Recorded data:
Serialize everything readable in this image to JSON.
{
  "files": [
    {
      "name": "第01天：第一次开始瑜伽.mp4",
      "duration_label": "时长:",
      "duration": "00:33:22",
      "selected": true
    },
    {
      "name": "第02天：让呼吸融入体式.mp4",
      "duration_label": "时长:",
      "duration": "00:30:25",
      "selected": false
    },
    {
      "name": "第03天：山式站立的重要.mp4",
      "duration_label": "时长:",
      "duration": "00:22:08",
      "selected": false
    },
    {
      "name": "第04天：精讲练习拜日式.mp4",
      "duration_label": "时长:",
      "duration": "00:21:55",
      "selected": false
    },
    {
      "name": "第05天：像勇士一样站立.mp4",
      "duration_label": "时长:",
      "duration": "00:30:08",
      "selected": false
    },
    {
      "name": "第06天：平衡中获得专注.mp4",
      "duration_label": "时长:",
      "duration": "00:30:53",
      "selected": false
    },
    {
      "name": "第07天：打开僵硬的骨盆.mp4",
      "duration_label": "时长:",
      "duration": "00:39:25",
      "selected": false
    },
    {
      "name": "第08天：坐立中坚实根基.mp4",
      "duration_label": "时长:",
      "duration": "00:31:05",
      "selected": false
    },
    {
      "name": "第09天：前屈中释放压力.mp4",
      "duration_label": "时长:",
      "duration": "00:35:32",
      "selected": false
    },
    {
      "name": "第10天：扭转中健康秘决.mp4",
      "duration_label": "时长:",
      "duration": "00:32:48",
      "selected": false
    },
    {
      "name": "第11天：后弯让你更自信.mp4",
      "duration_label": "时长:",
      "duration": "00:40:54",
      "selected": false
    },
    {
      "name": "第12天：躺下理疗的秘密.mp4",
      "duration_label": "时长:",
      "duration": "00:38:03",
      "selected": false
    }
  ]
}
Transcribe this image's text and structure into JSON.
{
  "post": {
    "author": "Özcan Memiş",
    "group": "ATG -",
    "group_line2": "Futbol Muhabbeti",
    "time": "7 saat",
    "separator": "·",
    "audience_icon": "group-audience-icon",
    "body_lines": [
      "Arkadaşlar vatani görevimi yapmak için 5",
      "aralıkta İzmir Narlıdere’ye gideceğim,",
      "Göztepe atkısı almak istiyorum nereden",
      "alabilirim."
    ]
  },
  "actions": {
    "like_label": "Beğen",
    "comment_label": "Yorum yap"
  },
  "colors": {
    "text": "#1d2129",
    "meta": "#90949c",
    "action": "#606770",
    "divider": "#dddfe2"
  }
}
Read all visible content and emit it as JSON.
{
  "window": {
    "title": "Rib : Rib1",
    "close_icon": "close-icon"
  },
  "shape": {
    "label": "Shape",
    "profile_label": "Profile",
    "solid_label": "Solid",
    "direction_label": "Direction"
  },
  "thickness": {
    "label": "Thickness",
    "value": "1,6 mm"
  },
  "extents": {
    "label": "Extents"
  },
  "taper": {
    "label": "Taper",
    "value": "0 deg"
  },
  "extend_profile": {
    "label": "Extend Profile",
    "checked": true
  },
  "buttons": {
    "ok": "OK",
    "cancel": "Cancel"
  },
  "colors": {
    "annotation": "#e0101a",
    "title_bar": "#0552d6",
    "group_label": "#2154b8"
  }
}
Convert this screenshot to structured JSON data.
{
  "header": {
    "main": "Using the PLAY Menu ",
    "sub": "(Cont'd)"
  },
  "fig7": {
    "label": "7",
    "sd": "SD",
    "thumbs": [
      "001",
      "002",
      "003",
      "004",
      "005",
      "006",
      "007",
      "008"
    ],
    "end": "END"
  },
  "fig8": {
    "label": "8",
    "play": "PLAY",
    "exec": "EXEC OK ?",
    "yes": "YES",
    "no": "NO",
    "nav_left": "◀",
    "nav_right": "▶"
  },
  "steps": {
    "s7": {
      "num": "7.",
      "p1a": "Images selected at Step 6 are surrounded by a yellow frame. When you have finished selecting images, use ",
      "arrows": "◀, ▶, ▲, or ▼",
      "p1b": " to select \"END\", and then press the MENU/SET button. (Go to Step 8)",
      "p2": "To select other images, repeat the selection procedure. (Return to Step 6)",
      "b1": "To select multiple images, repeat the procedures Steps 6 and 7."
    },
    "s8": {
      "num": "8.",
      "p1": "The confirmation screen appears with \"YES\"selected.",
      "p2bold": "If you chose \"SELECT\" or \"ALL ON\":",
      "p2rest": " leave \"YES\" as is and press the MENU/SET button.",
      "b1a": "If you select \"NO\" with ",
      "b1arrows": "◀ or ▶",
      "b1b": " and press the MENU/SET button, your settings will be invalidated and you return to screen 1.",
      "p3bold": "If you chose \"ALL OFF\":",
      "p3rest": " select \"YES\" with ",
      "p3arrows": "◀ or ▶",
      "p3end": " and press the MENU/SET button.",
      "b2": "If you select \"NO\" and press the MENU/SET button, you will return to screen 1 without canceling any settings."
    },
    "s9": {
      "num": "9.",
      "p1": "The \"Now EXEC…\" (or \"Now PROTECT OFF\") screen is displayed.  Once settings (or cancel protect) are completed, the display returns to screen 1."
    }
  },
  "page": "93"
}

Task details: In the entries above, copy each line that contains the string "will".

Output of the exercise:
      "b1b": " and press the MENU/SET button, your settings will be invalidated and you return to screen 1.",
      "b2": "If you select \"NO\" and press the MENU/SET button, you will return to screen 1 without canceling any settings."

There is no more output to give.